Artists have their traditions, customs and habits. Some, like Broadway Direct, might even call them superstitions, though that seems a harsh way to talk about how you aren't supposed to mention the play Macbeth in a theater, whistle in a theater or have brown M&Ms in the M&M stash in Van Halen's dressing room in a theater. They might range from the quirky (that glockenspiel player in orchestra class who wore the same lucky underwear for concerts) to the guy who just doesn't feel quite secure in front of all those people unless he's packing heat. And that guy would have been Elvis.

By the 1970s, Elvis was fighting to stay relevant and marketable. His weight yo-yoed drastically, and he had an undeniable addiction to various prescription drugs to deal with pain, insomnia, exhaustion, and constipation. He was big enough that his entourage — and it was quite a group, frequently referred to as the Memphis Mafia — would go along with whatever he wanted, whether that was food binges or buying sprees. He probably purchased 100 Cadillacs in his time, some for himself, but many for others, says How Stuff Works; he liked to buy jewelry, which he wore himself — the bigger and flashier, the better — but also to give away to friends and associates.

He brought more than just charisma on stage

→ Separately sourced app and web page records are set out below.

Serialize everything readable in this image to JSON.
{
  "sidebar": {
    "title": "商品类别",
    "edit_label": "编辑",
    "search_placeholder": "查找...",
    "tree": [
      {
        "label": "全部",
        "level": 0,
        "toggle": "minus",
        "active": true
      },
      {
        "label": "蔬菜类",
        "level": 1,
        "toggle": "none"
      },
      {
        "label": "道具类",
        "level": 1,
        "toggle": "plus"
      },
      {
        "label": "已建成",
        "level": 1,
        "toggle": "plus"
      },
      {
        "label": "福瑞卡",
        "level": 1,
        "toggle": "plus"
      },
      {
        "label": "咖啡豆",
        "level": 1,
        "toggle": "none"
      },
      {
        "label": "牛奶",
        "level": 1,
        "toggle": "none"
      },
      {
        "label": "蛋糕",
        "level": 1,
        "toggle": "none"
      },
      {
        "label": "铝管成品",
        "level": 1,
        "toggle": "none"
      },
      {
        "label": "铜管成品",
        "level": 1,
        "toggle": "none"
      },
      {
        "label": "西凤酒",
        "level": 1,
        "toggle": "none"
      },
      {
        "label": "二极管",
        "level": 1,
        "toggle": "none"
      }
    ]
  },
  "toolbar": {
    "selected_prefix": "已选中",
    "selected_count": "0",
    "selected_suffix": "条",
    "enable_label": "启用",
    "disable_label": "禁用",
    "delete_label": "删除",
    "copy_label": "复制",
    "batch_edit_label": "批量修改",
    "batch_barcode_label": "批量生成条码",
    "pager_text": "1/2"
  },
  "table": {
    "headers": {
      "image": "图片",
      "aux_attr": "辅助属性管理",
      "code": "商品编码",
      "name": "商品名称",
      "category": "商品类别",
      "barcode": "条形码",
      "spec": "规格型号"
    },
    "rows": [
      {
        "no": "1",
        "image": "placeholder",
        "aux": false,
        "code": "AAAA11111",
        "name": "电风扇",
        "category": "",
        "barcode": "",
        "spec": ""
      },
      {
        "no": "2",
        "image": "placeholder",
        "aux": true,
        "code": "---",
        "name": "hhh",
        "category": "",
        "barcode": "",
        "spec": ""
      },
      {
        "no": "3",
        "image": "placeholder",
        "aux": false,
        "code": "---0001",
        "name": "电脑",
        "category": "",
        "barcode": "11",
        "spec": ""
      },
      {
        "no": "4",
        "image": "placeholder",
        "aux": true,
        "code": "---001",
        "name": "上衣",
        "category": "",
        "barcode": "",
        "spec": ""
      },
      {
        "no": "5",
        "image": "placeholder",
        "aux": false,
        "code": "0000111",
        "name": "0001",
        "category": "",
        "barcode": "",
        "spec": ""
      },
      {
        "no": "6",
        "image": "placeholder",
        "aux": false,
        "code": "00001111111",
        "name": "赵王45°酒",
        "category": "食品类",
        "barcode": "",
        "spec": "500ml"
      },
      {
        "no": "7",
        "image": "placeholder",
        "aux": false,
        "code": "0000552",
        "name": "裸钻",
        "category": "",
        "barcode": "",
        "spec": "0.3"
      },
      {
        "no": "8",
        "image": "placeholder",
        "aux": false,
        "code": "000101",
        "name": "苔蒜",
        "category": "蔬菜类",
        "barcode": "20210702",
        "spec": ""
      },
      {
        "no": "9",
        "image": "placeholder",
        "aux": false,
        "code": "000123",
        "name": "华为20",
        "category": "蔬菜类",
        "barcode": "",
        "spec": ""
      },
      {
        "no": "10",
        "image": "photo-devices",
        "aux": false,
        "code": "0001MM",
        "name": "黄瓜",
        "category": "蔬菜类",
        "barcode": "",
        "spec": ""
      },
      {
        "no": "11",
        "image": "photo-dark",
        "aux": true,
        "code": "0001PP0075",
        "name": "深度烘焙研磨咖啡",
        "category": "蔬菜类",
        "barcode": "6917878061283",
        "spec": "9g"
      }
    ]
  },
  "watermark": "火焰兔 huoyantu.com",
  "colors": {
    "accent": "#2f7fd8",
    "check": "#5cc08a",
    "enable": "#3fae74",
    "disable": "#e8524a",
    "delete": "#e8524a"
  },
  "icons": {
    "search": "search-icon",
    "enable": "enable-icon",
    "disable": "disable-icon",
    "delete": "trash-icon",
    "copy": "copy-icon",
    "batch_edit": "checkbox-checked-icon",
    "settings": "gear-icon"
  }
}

And he liked to buy guns. For Christmas 1970 alone he'd bought 32 of them as presents, says Smithsonian, and that was the year he presented a .45 Colt in a display case as a gift to President Richard Nixon. Graceland was the site of more than one gunshot; when Elvis saw something on TV that he didn't approve of (especially, for some reason, Robert Goulet, says The Truth About Guns) he wouldn't change the channel; he'd shoot the set. Elvis seemed to enjoy the variety of collecting — as Gun and Game relates, he had "everything from sub-noses to Thompson full-auto sub-machine guns to full-auto" M-16s.

Like many celebrities, Elvis had his share of threats, and as his mental condition deteriorated in the 1970s he began to be more and more paranoid. One way he dealt with that was with bodyguards, and another was by carrying as many as three handguns on him at all times, including onto the stage. Australia's Elvis Presley Fan Club tells the story of his rhythm guitarist's shock when a .22 derringer popped out of Elvis's boot during a concert appearance. Fortunately, it didn't go off and tear a hunka hunka burning flesh out of an audience member.